All this was once a commonly understood inheritance. John Norris’s ‘Pindarique Ode’ on Isaiah 63 (A Collection of Miscellanies, 1687; nine editions by 1740) has Christ say: ‘The blood gush’d out in streams, and checquer’d o’re / My garments with its deepest gore.’ Indeed, not all in the 20th century are uninformed in these allusions: David Jones’s Passiontide fragment. The Fatigue (1965), has the lines: ‘and look: the red-dyed skydrape /from over Bosra way’.
To ‘derive’, as Davie does, Isaac Watts’s crimson robe from a Polish Jesuit is bizarre in the light of such an ancient and common tradition, both Catholic and Protestant. Davie’s stance puts me in mind of a scene from Sheridan’s The Critic, III.1, in which, within a play, a Beefeater utters the line ‘“Perdition catch my soul but I do love thee” ’; those watching comment as follows:
SNEER: Haven’t I heard that line before?
PUFF: No, I fancy not – Where pray?
DANGLE: Yes, I think there is something like it in Othello.
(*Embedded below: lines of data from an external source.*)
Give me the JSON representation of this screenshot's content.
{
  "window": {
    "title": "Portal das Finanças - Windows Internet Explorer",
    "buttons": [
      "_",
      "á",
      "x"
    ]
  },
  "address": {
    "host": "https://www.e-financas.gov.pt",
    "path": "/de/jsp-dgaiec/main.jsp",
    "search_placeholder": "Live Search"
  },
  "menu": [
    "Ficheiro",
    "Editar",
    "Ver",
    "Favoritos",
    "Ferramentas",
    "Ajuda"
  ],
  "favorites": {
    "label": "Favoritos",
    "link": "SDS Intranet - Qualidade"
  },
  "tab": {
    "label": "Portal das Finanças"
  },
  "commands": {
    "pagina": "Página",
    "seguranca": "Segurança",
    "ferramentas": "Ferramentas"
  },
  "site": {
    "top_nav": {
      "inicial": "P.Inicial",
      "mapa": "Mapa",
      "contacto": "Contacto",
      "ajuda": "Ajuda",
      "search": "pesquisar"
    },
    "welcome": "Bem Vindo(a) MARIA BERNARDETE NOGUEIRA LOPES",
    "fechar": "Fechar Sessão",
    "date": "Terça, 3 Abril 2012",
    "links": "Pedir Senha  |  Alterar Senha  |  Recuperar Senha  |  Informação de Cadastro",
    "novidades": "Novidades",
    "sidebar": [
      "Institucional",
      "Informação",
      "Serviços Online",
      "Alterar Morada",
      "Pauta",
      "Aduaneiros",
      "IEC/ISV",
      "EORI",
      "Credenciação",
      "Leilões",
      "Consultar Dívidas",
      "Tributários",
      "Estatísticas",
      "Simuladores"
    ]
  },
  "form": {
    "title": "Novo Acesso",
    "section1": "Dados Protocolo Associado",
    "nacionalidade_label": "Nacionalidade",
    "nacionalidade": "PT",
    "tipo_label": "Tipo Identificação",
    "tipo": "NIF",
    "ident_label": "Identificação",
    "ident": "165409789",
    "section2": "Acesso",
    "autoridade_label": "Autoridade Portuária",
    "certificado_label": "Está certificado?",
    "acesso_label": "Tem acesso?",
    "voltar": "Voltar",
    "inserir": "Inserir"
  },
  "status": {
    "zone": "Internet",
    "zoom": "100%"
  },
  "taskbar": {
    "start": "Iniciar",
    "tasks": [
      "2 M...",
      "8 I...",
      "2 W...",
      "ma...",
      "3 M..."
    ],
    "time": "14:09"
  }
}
PUFF: Gad! now you put me in mind on’t, I believe there is – but that’s of no consequence – all that can be said is, that two people happened to hit on the same thought – and Shakespeare made use of it first, that’s all.
Davie would say the line derived from the Beefeater; I would say it actually comes from Shakespeare.
Worcester College, Oxford
According to David Wootton (LRB, 21 July), ‘the Thirty-Nine Articles required all Englishmen to practise archery on Sundays.’ Would Professor Wootton please explain which of the Articles he has in mind?
Trinity College, Cambridge